By P. K. Balachandran/Daily Express
Colombo, August 25: Tamil Nation Alliance (TNA), the single largest Sri Lankan Tamil party in Parliament, is facing yet another critical period in its history following its poor performance in the August 5 elections.
Its tally has been steadily coming down from 22 in 2004 to 16 in 2015 and now to 10 in the 225-member 9th Parliament. The Tamil nationalist constituency, which the TNA represented in Parliament since its founding in 2001 at the behest of the Tamil Tiger leader Velupillai Prabhakaran, has been steadily slipping out of its hands since the destruction of the Tamil Tigers in 2009.
Its failure to secure post-war justice for the Tamils, despite its still considerable electoral strength, and its links with India and the Western powers, even eleven years after the end of the war, has been going against it.
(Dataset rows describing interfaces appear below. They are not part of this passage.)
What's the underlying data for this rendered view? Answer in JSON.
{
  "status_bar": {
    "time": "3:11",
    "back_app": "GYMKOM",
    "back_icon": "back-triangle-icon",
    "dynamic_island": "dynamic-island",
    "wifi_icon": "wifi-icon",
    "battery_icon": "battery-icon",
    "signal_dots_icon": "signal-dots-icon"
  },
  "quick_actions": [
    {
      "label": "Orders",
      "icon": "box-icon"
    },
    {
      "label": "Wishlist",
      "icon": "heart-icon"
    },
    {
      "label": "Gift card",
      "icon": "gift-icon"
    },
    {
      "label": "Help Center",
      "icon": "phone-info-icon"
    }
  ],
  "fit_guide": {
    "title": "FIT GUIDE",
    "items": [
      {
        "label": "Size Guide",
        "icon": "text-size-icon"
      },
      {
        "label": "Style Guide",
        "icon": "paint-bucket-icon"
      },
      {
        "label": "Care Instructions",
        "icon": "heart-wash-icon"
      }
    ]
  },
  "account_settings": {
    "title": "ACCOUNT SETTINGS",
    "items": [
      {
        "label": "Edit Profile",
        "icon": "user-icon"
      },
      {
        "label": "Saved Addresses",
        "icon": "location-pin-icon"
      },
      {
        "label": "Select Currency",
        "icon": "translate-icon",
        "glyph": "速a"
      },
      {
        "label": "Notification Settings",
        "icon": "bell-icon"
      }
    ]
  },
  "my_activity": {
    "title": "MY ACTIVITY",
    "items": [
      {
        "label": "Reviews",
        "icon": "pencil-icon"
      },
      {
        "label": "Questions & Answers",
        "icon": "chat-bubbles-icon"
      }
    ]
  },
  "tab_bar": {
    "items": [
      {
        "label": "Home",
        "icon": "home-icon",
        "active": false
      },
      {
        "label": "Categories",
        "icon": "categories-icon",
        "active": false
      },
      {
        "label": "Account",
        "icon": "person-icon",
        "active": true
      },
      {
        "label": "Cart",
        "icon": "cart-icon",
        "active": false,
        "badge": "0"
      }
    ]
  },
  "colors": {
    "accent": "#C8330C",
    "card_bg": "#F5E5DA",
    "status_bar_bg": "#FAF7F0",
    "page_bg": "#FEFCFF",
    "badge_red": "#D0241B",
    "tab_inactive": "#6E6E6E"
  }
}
The TNA, which at first included all Tamil nationalist parties in the Northern and Eastern Provinces, began to lose constituents over time. The All Ceylon Tamil Congress (ACTC), led by Gajendrakumar Ponnambalam was the first to quit. The Eelam Peoples’ Revolutionary Liberation Front (EPRLF) led by Suresh Premachandran and a section of the Tamil Eelam Liberation Organization (TELO) led by Nallathamby Srikantha followed suit. Now, after the August 5 polls, a TELO faction led by Selvam Adaikalanathan and the Peoples’ Liberation Organization of Tamil Eelam (PLOTE) led by D. Siddharthan are on the verge of loosening their ties with the TNA, if not totally severing their connection with it, if their demands are not met by the single biggest constituent- the Ilankai Tamil ArasuKatchi (ITAK).
The TNA’s constituents have been contesting elections as ‘ITAK’ using its ‘House’ symbol, and are designated in Parliament as ITAK.
The internal quarrel is over the causes of the poor performance of the TNA in the just concluded elections. Ponnambalam’s outfit had bagged two seats and C.V. Wigneswaran’s outfit bagged one. Pro-government outfits led by Angajan Ramanathan and Douglas Devananda also did well. But the TNA got six seats less than before and its stalwart Mavai Senathirajah was defeated.
The anti-TNA Tamil radicals as well as pro-government groups have gained to the detriment of the TNA. The TNA’s ‘collaborative Tamil nationalism’, a middle of the road ideology which it has been propagating since the destruction of the Tamil Tigers, seems to be losing its mass appeal.
While this is so at the ideological level, at the organizational, functional and tactical levels too, the TNA has been losing its grip. There has been a persistent complaint that the ITAK is not carrying the other constituent parties with it and that decisions are taken by ITAK leaders R. Sampanthan and M. A. Sumanthiran in their personal or ITAK interest without consulting the other constituent parties. Recently, the duo appointed T.Kalaiarasan from the ITAK to the National List of MPs without consulting the other constituent parties.
However, the biggest complaint is that the ITAK leadership had not secured the demands the Tamils’ political and humanitarian demands despite the fact that the two top-most TNA leaders had an exceptionally close relationship with the leaders of the United National Party (UNP)-led government between 2015 and 2019 November. Due to the ruling UNP’s intervention, TNA’s R. Sampanthan was even given the post of Leader of the Opposition, when it should have gone to Mahinda Rajapaksa of the Joint Opposition.
The promised new federal constitution did not see the light of day, just as a judicial mechanism for fixing accountability for war crimes allegedly committed by the Sri Lankan armed forces did not. A mechanism to trace the war-time missing persons did not take off. Return of lands taken by the military during the war also remained an issue.
TNA’s failures led to a split among the Tamils, with section becoming radical, seeking “self-determination” and another section saying the anti-government stance has not borne fruit and that it was time the Tamils collaborated with the government of the day to get economic benefits. The voting pattern reflected these contradictory feelings, though the TNA retained its primacy, if not dominance.
Given the disaffection, the ITAK is likely to yield to the other parties’ demand that Sumanthiran step down from being TNA spokesman and give the place to Selvam Adaikalanathan of TELO and D. Siddharthan of PLOTE take over as the Chief Organizer in place of S. Sritharan. Decisions on these are likely to be taken at the TNA parliamentary group’s meeting on Thursday (27), Adaikalanathan said.
But the TNA Media denied these changes. “This story is not true. #TNA Parliamentary Group will make appointments to the posts of Parliamentary Group leader, Spokesman and Whip when it meets next. No changes were made to any post thus far,” the TNA Media tweeted on August 25.
MP S.Sritharan said that the parliamentary group will meet in September.
(The featured image at the top shows TNA leaders, M.A.Sumanthiran,R.Sampanthan and Mavai Senathirajah)